◆ Entries supplied:
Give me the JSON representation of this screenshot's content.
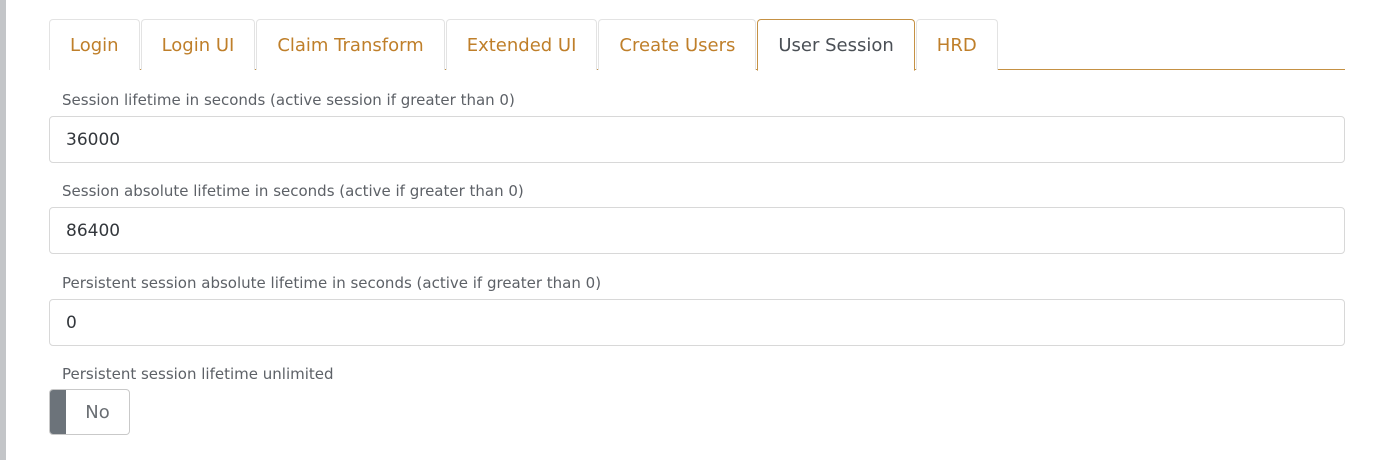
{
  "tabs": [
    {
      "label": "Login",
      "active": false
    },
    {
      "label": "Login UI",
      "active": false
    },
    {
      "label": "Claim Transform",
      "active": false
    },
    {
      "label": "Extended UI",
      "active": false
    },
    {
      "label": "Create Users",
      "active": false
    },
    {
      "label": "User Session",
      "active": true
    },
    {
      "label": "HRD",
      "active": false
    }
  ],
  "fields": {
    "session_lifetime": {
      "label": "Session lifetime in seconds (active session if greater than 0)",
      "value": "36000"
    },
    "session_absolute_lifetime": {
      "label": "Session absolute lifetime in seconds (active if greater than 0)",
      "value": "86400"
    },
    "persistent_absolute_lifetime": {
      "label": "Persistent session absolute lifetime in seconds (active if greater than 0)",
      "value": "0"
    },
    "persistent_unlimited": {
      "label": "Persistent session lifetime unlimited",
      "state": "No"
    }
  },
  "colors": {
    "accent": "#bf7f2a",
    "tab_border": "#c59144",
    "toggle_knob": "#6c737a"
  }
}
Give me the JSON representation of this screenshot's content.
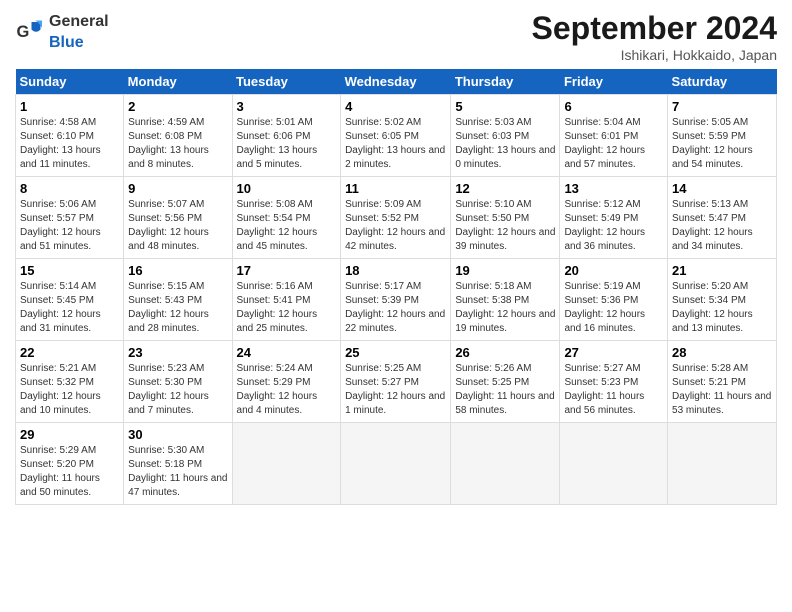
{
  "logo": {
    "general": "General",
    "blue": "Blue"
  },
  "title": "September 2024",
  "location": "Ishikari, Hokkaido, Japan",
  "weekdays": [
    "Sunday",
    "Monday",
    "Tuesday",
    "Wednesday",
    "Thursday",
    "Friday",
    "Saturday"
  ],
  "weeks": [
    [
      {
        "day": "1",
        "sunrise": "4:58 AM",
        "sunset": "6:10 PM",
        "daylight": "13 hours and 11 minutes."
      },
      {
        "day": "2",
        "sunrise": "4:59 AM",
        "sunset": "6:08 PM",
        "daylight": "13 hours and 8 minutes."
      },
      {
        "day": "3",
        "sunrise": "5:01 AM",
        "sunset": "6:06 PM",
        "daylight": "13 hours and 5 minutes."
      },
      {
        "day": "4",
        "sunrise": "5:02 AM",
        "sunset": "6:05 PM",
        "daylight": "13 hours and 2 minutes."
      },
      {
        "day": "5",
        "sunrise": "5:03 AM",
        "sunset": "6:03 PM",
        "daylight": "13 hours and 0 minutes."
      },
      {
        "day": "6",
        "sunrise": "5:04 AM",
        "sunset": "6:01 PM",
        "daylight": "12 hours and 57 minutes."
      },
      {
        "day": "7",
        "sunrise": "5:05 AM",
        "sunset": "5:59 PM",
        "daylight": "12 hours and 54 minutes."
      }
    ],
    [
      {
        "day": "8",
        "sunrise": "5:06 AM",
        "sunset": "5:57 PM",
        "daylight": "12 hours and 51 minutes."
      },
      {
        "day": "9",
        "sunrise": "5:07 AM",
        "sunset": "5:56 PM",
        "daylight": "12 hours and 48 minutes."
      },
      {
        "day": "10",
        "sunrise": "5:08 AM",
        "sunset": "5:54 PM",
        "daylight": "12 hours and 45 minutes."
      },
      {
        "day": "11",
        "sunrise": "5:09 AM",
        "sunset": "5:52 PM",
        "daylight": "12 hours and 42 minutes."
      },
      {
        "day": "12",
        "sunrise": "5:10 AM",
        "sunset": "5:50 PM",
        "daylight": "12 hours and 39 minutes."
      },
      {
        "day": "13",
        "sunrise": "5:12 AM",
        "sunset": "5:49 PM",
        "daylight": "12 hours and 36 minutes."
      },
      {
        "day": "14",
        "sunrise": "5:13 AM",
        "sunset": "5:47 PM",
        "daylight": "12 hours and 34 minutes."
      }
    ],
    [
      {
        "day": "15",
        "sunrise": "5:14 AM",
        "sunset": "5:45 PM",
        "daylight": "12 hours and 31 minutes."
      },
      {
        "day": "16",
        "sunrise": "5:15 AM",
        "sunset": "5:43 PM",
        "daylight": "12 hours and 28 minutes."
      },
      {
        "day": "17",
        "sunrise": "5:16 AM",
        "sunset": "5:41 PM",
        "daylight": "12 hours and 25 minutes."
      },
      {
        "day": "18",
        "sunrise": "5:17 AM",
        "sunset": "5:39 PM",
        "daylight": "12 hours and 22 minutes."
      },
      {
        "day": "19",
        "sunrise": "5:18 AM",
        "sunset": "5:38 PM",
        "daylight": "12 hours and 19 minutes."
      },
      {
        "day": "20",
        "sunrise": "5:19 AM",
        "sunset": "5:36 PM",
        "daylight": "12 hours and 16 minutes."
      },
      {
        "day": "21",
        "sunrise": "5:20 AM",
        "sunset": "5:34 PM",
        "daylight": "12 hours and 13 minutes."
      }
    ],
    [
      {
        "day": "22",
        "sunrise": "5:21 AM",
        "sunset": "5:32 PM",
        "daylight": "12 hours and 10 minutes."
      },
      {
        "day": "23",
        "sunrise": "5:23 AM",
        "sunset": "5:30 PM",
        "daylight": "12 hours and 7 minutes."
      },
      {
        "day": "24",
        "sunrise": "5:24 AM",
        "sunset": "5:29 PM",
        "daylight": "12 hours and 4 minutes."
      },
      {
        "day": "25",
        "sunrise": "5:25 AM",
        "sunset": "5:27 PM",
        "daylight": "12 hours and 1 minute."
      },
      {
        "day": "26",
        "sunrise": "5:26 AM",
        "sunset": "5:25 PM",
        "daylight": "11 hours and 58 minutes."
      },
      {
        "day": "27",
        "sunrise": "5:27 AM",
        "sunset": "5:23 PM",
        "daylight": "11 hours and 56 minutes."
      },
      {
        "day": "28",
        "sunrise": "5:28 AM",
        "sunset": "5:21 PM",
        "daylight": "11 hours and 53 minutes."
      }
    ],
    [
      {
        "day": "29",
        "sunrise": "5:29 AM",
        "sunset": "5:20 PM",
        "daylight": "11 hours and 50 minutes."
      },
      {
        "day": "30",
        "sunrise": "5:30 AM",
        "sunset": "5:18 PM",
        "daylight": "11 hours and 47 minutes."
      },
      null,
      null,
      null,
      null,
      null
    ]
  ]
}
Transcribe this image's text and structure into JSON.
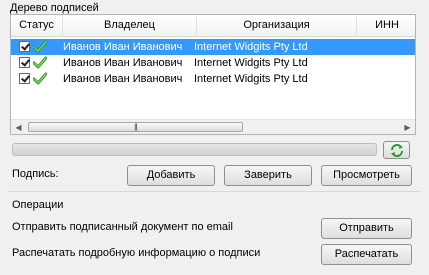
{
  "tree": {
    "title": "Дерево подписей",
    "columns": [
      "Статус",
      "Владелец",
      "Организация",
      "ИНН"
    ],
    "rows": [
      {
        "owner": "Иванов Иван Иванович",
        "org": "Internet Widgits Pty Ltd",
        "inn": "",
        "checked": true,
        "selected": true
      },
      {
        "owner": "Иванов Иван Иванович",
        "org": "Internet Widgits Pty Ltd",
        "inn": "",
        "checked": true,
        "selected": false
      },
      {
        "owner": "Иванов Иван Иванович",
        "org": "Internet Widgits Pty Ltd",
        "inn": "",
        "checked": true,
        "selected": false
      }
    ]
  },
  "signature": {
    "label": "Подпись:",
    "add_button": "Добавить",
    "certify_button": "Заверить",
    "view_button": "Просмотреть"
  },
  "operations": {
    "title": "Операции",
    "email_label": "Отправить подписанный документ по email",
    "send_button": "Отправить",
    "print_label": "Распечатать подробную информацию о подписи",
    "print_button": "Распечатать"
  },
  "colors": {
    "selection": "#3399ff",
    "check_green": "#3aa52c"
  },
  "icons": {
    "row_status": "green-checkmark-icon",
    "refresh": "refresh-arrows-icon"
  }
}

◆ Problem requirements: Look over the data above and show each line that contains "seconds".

◆ Answer to this exercise:
      "label": "Session lifetime in seconds (active session if greater than 0)",
      "label": "Session absolute lifetime in seconds (active if greater than 0)",
      "label": "Persistent session absolute lifetime in seconds (active if greater than 0)",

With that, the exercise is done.